Managing Chronic Conditions during COVID-19
Older adults and people of any age who have serious underlying medical conditions might be at higher risk for severe illness from COVID-19.
Below are just some of the high-risk conditions that are important to manage to help prevent severe illness from COVID-19:
Asthma and lung disease
Various conditions that lead to a weakened immune system, including cancer treatment
Chronic kidney disease
Basic steps to protect yourself
The most important thing you can do to protect yourself and others is to get vaccinated and follow recommendations to slow the spread of COVID-19. Here are some steps to stay healthy, prevent the spread of COVID-19, and prepare for potentially becoming sick.

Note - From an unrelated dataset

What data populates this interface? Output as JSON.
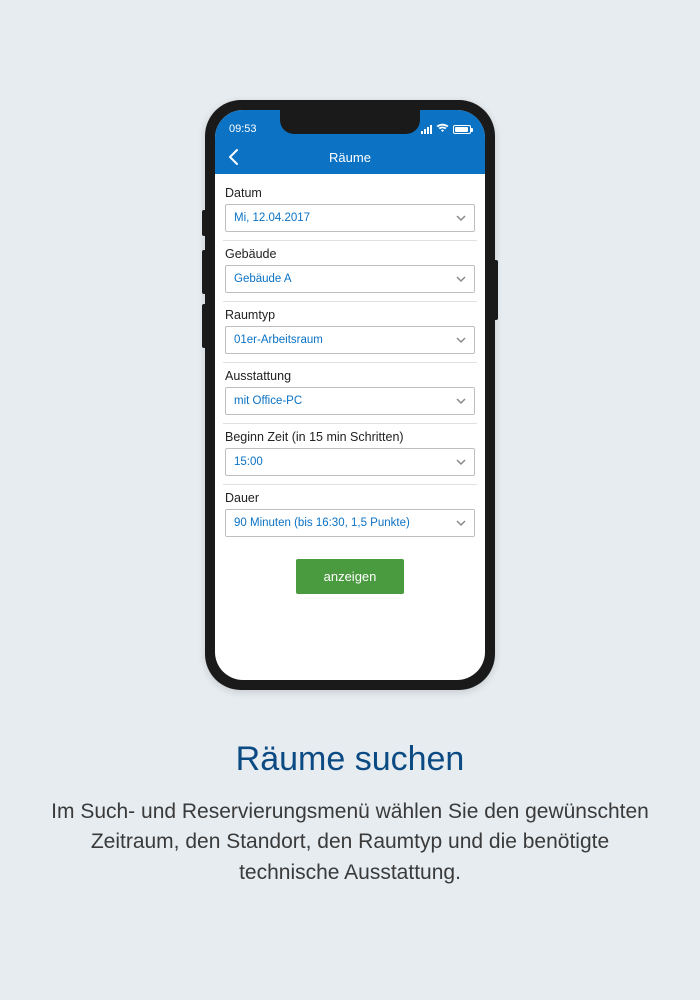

Contact your health care provider if you have any concerns or questions.
Ask about telehealth. Talk to a health care provider about the option of setting up your medical visit on the phone or online. Keeping up with regular appointments could prevent a visit to the emergency room later.
For more information, see: Health Care During a Pandemic.
Do not skip a dose or change your medications or treatment without first talking to a health care professional. Talk to your healthcare provider, insurer, and pharmacist about creating an emergency supply of prescription medications.
Have two weeks of non-prescription medications and supplies on hand in case you need to stay home for a long time.
It is natural to feel stressed or anxious, but it's important to take care of both your body and mind. Find ways to stay physically active and reduce stress. See Find Your Happy Place (PDF).
Stop smoking. Smoking can make it more likely that you have a heart attack or stroke, and can cause lung damage. Visit Quit Partner for free phone or online coaching.
What to do if you have:
People with asthma should take extra care when any type of respiratory illness is spreading in their community.
Take all your asthma medications and follow your management plan as directed.
Continue taking all your daily asthma medications as prescribed, including rescue and controller medications (inhaler or pill form). If you have questions about your asthma medications, talk with your health care provider or pharmacist.
Check your asthma inhaler expiration date and see if it has a counter that indicates how many doses you have left. If needed, call your pharmacy to get a refill. Use your current inhaler until you get a new one.
Follow your Asthma Action Plan.
If your symptoms are in the yellow zone and aren't resolving, contact your health care provider immediately and begin taking your prescribed oral steroids.
If your symptoms progress into the red zone, call 911 if you are unable to take yourself to the ER. Bring all your medications with you.
Know how to use your asthma inhaler correctly. The medication needs to get deep into your lungs, so it is important to use good technique. Watch: National Jewish Health Instructional Video.
Don't hesitate to call your health care provider.
Managing your asthma is important right now, so if you have questions or concerns, contact your clinic and arrange for a phone or online visit with your doctor, pulmonologist, or asthma specialist.
Social distancing and stay-at-home orders means you are spending more time inside the home. Spending more time indoors may increase your exposure to known or new asthma triggers, which can cause asthma symptoms, and can bring on an asthma attack. Here are a few things to think about:
Use your exhaust fan (if it exhausts to the outside) or open a window when cooking.
Make your home a smoke-free zone. Tobacco smoke is a powerful trigger of asthma symptoms and attacks. Encourage your household member(s) to stop smoking and refer them to Quit Partner for free coaching.
Keep your windows (home and car) closed during pollen season and when mold counts are high. Check the National Allergy Bureau Pollen and Spore Levels to see current conditions near you.
Avoid using cleaning products and other disinfectants that can cause asthma symptoms or an asthma attack.
Learn more about asthma triggers in the home.
Find ways to stay active and reduce stress.
Strong emotions can trigger an asthma attack. Take steps to help yourself cope with stress and anxiety. See: Find Your Happy Place (PDF)